Doctors have known about the potential danger of phones for a while, and many point out that our mobile devices are an often overlooked source of infection. A number of studies found that an average phone can contain a wide variety of potentially dangerous microbes. A 2020 study from the USA that tested 3,500 phones showed that phones were contaminated with both harmful and benign bacteria.
A similar study from the UK suggests that 92% of the 300 phone swabs they tested were contaminated with dangerous bacteria; 16% of the samples came back positive for E. coli (Escherichia coli), one of the most common causes of foodborne illness. Research from Iran tested the phones of hospital workers and a control group. Phones in both groups carried concerning microorganisms, notably methicillin-resistant Staphylococcus aureus (MRSA), an antibiotic-resistant bacterium that’s very difficult to treat.

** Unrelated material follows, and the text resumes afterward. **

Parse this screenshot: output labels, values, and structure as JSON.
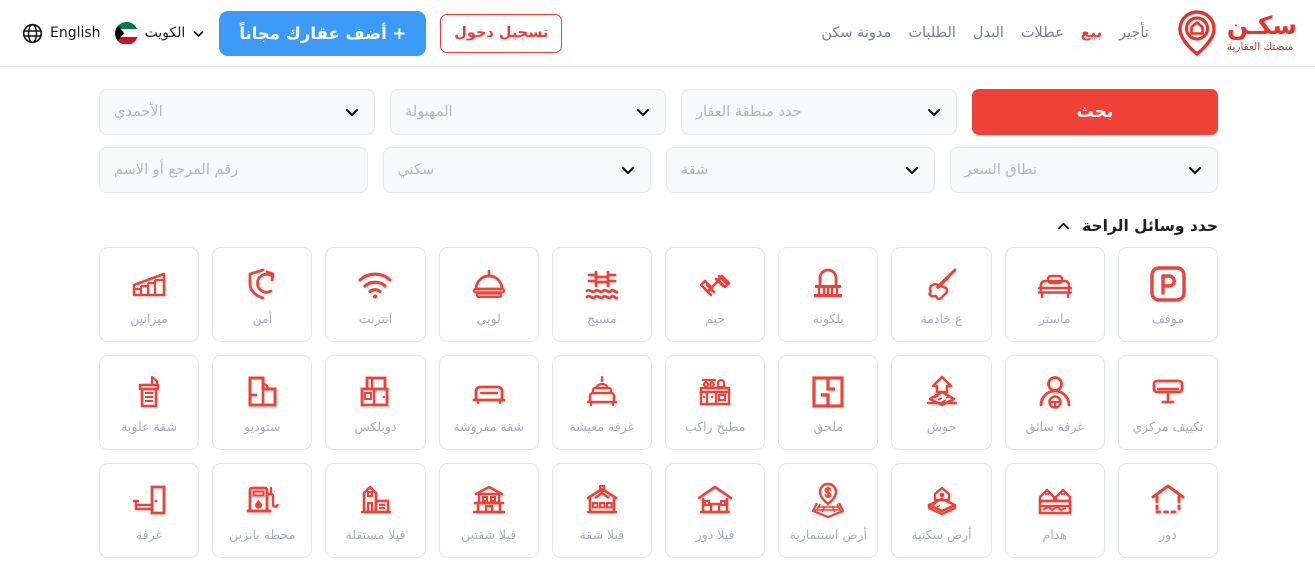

According to a statement by Cheryl Power, a University of Melbourne expert in microbiology and immunology, “Even if you've only done a number one, your hands and phone are in the area where fecal bacteria hangs out and may pick some up.” What’s worse is that you can then proceed to spread all those germs to other places in your home, such as the kitchen counter or the dinner table. All this means that using your phone in the bathroom could expose you to foodborne illness and other dangerous infections.
The solution: No, we’re not here to tell you that you must keep your phone out of the bathroom. Of course, that’s a good start, but that will not eliminate the entire problem, even if you’re washing your hands thoroughly with soap after every bathroom trip (which you definitely should). The obvious solution is the soundest one: we should all start cleaning our phones every day.
And by cleaning, we don’t just mean wiping them down with a dry cloth to remove smudges and fingerprints. Disinfection is a must. To do so, you can use specialized antibacterial screen wipes - these will not damage touch screens prevalent in most phones and other electronic devices these days. Using the same antibacterial cleaners you use to clean your home can damage the device.
If you insist on using your smartphone in the bathroom, close the toilet seat before you flush. Fecal particles spread into the air if you keep the seat cover open, and they will land on you, your phone, and any other nearby items in your bathroom, so it’s a good all-around hygiene tip. Lastly, do abstain from using your phone in public toilets, as these have a higher risk of containing dangerous pathogens.
Using your phone in the bathroom can increase your risk of hemorrhoids.
Time flies when we’re on our phones. Reading interesting articles, watching videos, and playing games are all very engaging, which can easily make you lose track of time. When you’re in the bathroom, this is the opposite of what you need, as prolonged sitting can actually lead to a hemorrhoids problem.
With excessive sitting and straining, the hemorrhoids veins swell with blood, which could eventually lead to pain or bleeding. According to Dr. Karen Zaghiyan, a colorectal surgeon, “If a bowel movement is not produced after a couple of minutes on the john, don’t force it. Instead, get up and go do something else. When you have the urge to go again, you may return to the toilet.”
The solution: If your phone makes you spend more than 10-15 minutes on the toilet, you could be risking your colorectal health. Of course, leaving your phone outside of the bathroom is the easiest way out, but if you must use it and you know that it distracts you, set an alarm.
The bathroom is not the safest place for your phone.
Of course, the health concerns we mentioned earlier are the primary reasons why we should all keep our phones out of the bathroom. As we’ve mentioned, though, there is a way around these issues without having to sacrifice bathroom screen time. But there’s one more issue that won’t go away no matter what you do.
That issue is your phone’s integrity. Surveys report that around 1 in 5 people have dropped their phones in the toilet at least once. Gross, we know, but that’s not the only issue. Phones and moisture don’t mix well, and even a short plunge into the toilet bowl or sink can ruin your phone or result in a costly repair.
A tiled or concrete floor is another hazard for your device - dropping your phone on these hard surfaces can shatter the touch screen, built-in camera, and other crucial parts. The solution to these issues is simple - leave your phone out of the bathroom. And if you must stay entertained in the bathroom, the good old magazine or newspaper will always be there for you.
Share this information with anyone who has a phone